Nearly a third of the District's basic life support ambulances are out of service for repairs, a situation that couldn't come at a worse time, union officials said.
The shortage of transport units comes as a heat advisory has been issued and the fire department is reporting an unusually high number of calls.
The downed ambulances mean longer transport times for patients and could be the difference between life and death, said Ed Smith, head of the D.C. fire and emergency medical services labor union.
"The welfare of the public is at risk," Smith said.
As of Tuesday morning, seven of the 25 basic life support units were out of service because of mechanical problems, Smith said. He was told that most of the units were out because of the air conditioner in the patient compartment.
City rules prohibit the use of an ambulance if the air conditioner unit is broken in the patient area.

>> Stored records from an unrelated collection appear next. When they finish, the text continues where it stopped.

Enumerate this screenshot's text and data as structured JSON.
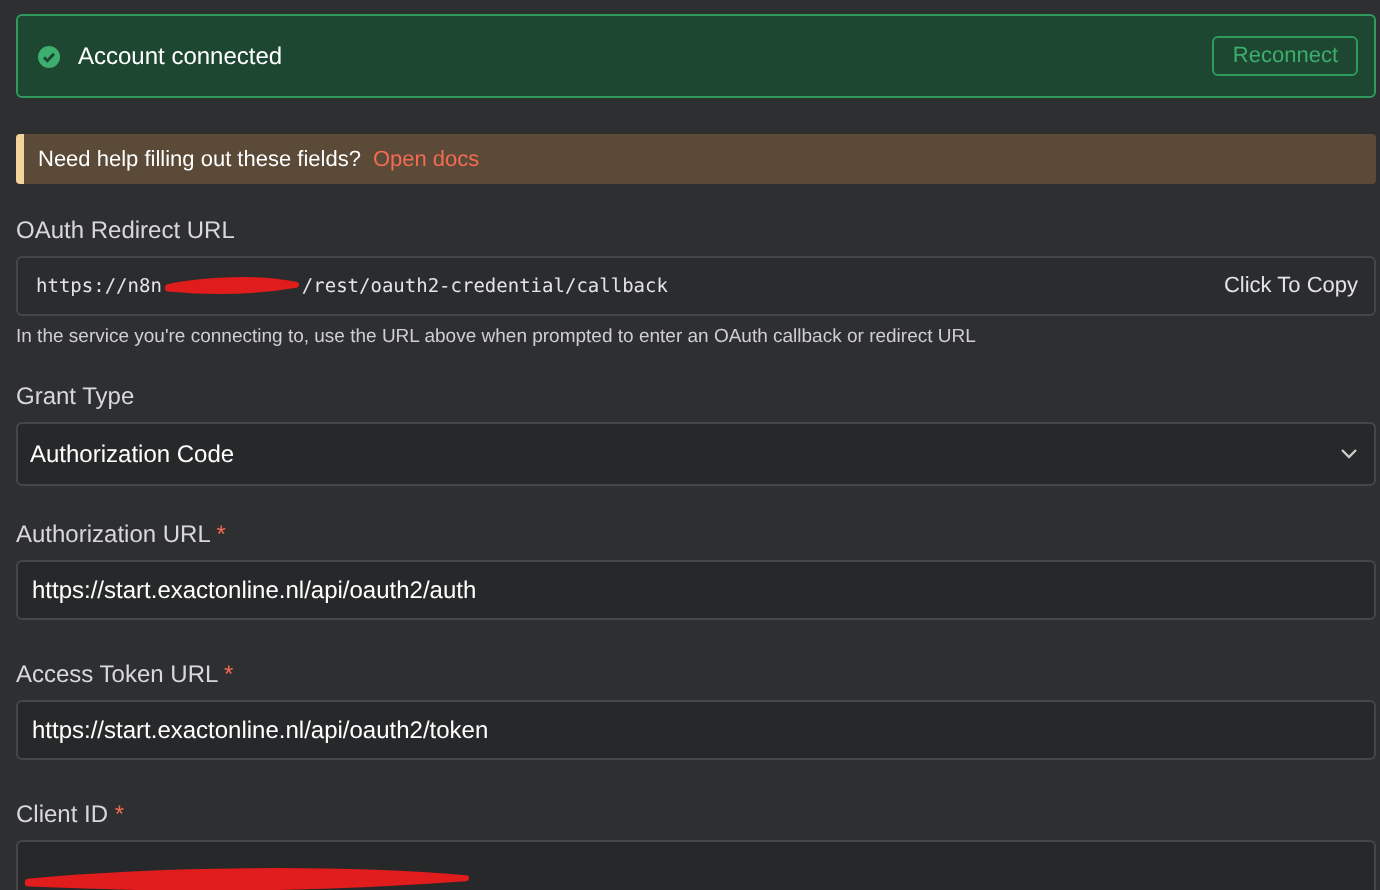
{
  "banner": {
    "message": "Account connected",
    "button": "Reconnect"
  },
  "help": {
    "text": "Need help filling out these fields?",
    "link": "Open docs"
  },
  "fields": [
    {
      "kind": "copy",
      "label": "OAuth Redirect URL",
      "value_start": "https://n8n",
      "value_end": "/rest/oauth2-credential/callback",
      "action": "Click To Copy",
      "hint": "In the service you're connecting to, use the URL above when prompted to enter an OAuth callback or redirect URL"
    },
    {
      "kind": "select",
      "label": "Grant Type",
      "value": "Authorization Code"
    },
    {
      "kind": "text",
      "label": "Authorization URL",
      "required_mark": "*",
      "value": "https://start.exactonline.nl/api/oauth2/auth"
    },
    {
      "kind": "text",
      "label": "Access Token URL",
      "required_mark": "*",
      "value": "https://start.exactonline.nl/api/oauth2/token"
    },
    {
      "kind": "redacted",
      "label": "Client ID",
      "required_mark": "*"
    }
  ]
}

D.C. Fire and EMS spokesman Lon Walls said the downed units would be replaced by Tuesday evening.
"We will be back up to speed," Walls said.
Smith said he warned District leaders that the fleet was in disrepair during a budget oversight hearing last month.
"Now that the summer is here, it's come to fruition," Smith said.
The problem is that the city no longer has a healthy reserve of transport units to use when a front-line vehicle goes down, he said.
Walls said four of the replacement units brought in Tuesday came from the department's reserve. The three others were repaired and put back in use.
Smith said the city got into this problem when it stopped buying new units several years ago.
"Now we're playing catch-up," Smith said.
According to department's budget, the District has ordered 10 new ambulances, with plans to buy 20 more over the next two years.